Wednesday, October 24, 2007

Social networking in schools

I was reading a couple of articles in SLJ today about using social networking on the web for educational purposes. In the first article a librarian noted that she has had little success with Facebook as an "outreach" tool. It seems students are not interested in using Facebook for educational purposes. http://www.schoollibraryjournal.com/article/CA6484350.html

This reminded me of an experience I had with a group of students who are avid graphic novel and manga readers. I showed them samples of graphic novels I had been sent by Scholastic and some publishing companies. Famous events in history had been retold in the graphic or comic book format. The kids were immediately scornful. They didn't want a medium that they know and like to be used to sugar coat school content. They criticized the poor artwork and felt the poor quality writing and art was an insult to good quality graphic novels.

The other article http://www.schoollibraryjournal.com/article/CA6493459.html
reported the results of a survey that said 60% of polled students reported using social networking sites for educational purposes. I would like to see a definition of or examples of "educational purposes". The same study said that 52% of school districts block social networking sites.

What educational defensible uses can be made of social networking sites in a school setting? Do school districts need to rethinking their blocking software?

1 comment:

Donna said...

Chris,

Thanks to the links to the articles. I am looking forward to reading them.

I know of a teacher who is using facebook successfully. She has created a group for her class where she posts discussion questions.
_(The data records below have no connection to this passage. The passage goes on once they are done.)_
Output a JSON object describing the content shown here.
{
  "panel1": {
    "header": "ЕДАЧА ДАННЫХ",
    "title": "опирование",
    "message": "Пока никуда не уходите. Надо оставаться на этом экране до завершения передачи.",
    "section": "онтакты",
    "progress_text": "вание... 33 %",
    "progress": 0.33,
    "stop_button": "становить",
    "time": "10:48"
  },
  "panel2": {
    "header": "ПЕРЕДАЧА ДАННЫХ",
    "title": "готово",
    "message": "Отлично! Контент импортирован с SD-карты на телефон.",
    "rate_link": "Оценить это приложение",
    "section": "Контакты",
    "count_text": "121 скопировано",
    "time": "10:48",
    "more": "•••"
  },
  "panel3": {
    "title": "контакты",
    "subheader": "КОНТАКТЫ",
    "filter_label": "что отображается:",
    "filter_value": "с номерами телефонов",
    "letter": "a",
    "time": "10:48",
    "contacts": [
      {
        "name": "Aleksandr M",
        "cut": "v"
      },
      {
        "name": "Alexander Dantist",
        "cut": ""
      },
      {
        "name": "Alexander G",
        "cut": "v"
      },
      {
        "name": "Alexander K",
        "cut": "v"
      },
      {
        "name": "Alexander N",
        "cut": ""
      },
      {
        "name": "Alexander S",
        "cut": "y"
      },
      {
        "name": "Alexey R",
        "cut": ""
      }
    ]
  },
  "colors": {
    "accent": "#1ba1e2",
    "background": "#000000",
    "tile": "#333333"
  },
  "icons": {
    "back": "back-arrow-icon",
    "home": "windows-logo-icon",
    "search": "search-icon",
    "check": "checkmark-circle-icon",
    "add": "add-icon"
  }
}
She is very pleased with the response from her students. She has tried blogs and email and other forms of online tools but has been very pleased with the number of students who are completing the assignments within Facebook. Maybe because they are already there it is easy for them for them to connect with their classmates. It isn't another tool that they have to go to.

Donna